(a) a seat that is suitably designed, constructed, dimensioned and supported for the worker to do the work; and 

(b) where needed, a footrest that can readily and comfortably support the worker's feet. 4 Oct 96 cO-1.1 Reg 1 s80. 

Musculoskeletal injuries

81(1) In this section, "musculoskeletal injury" means an injury or disorder of the muscles, tendons, ligaments, nerves, joints, bones or supporting vasculature that may be caused or aggravated by any of the following:

(a) repetitive motions;

(b) forceful exertions;

(c) vibration;

(d) mechanical compression;

(e) sustained or awkward postures;

(f) limitations on motion or action;

(g) other ergonomic stressors.

(2) An employer or contractor, in consultation with the committee, shall regularly review the activities at the place of employment that may cause or aggravate musculoskeletal injuries.

(3) Where a risk of musculoskeletal injury is identified, an employer or contractor shall:

(a) inform each worker who may be at risk of developing musculoskeletal injury of that risk and of the signs and common symptoms of any musculoskeletal injury associated with that worker's work; and

(b) provide effective protection for each worker who may be at risk, which may include any of the following:

(i) providing equipment that is designed, constructed, positioned and maintained to reduce the harmful effects of an activity;

(ii) implementing appropriate work practices and procedures to reduce the harmful effects of an activity;

(iii) implementing work schedules that incorporate rest and recovery periods, changes in workload or other arrangements for alternating work to reduce the harmful effects of an activity.

(4) An employer or contractor shall ensure that workers who may be at risk of developing musculoskeletal injury are instructed in the safe performance of the worker's work, including the use of appropriate work practices and procedures, equipment and personal protective equipment.

(5) Where a worker has symptoms of musculoskeletal injury, an employer or contractor shall:

(a) advise the worker to consult a physician or a health care professional who is registered or licensed pursuant to an Act to practise any of the healing arts; and

(b) promptly review the activities of that worker and of other workers doing similar tasks to identify any cause of the symptoms and to take corrective measures to avoid further injuries. 4 Oct 96 cO-1.1 Reg 1 s81.

Shift work and constant effort and exertion

82 Where a worker works shifts or a worker's work demands constant and uninterrupted mental effort or constant and uninterrupted physical exertion, an employer or contractor, in consultation with the committee, shall:

(a) assess the risks to the worker's health and safety of the worker's work; and

(b) inform the worker of the nature and extent of the risks mentioned in clause (a) and the ways to eliminate or reduce those risks. 4 Oct 96 cO-1.1 Reg 1 s82.

Alert First-Aid Inc is now serving: 

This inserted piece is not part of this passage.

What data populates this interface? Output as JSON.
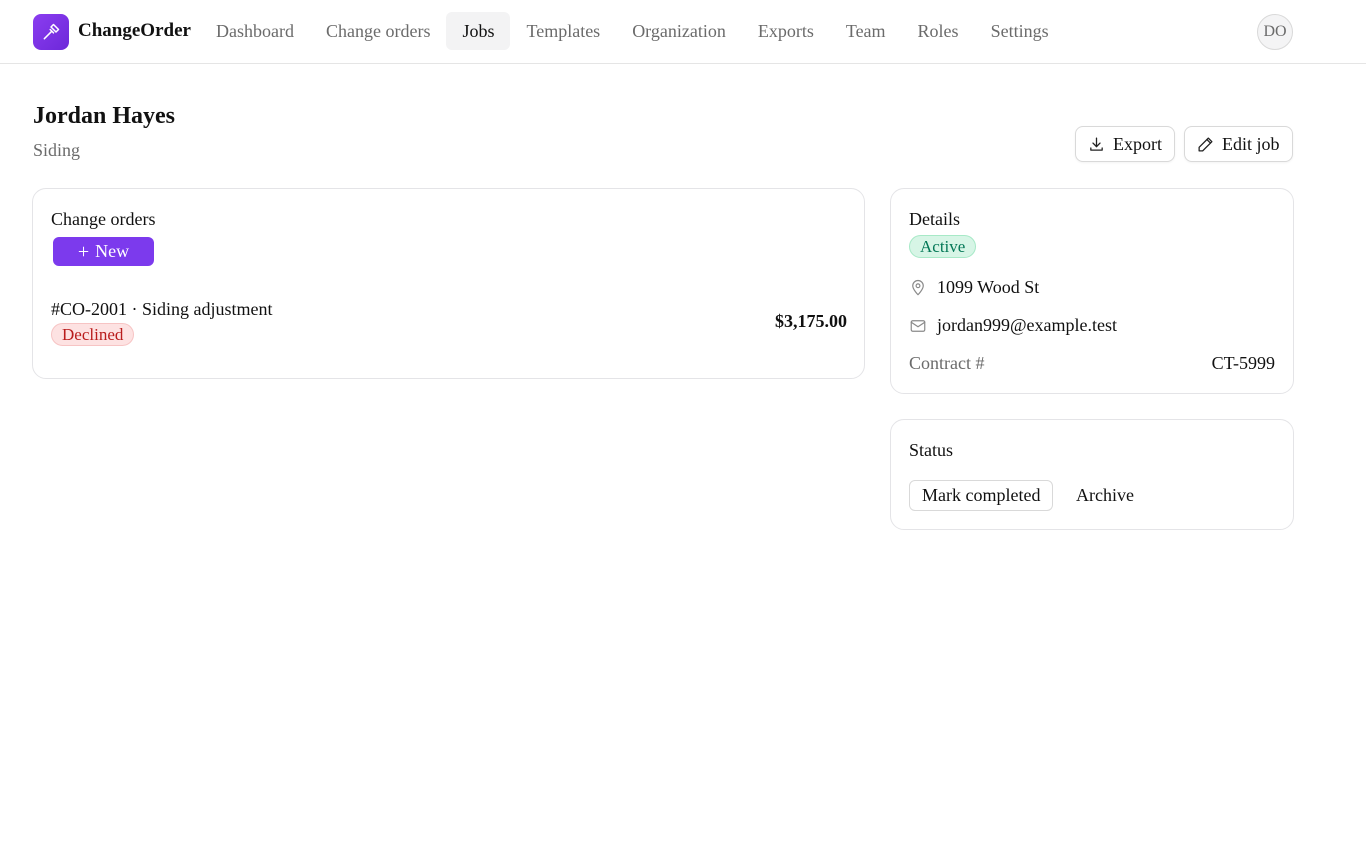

 Aberdeen | Allan | Annaheim | Assiniboia | Balcarres | Beauval | Biggar | Big River | Bruno | Buffalo Narrows | Cabri | Canwood | Carlyle | Caronport | Clavet | Colonsay | Consul | Cote | Craik | Creighton | Debden | Dillon | Dundurn | Edam | Elfros | Esterhazy | Estevan | Eston | Fillmore | Frontier | Gravelbourg | Griffin | Gull Lake | Hanley | Hudson Bay | Humboldt | Ile-a-la-Crosse | Indian Head | Kamsack | Kindersley | La Loche | Lampman | La Ronge | Lemberg | Lloydminster | Maple Creek | Maymont | Meadow Lake | Melfort | Melville | Moose Jaw | Moosomin | Muenster | Nipawin | Norquay | North Battleford | North Portal | Outlook | Prince Albert | Radville | Regina | Rocanville | Rockglen | Rosetown | Saskatoon | Shaunavon | Shellbrook | Swift Current | Tisdale | Unity | Wadena | Warman | Weekes | Weyburn | Whitewood | Wilcox | Wilkie | Wynyard | Yorkton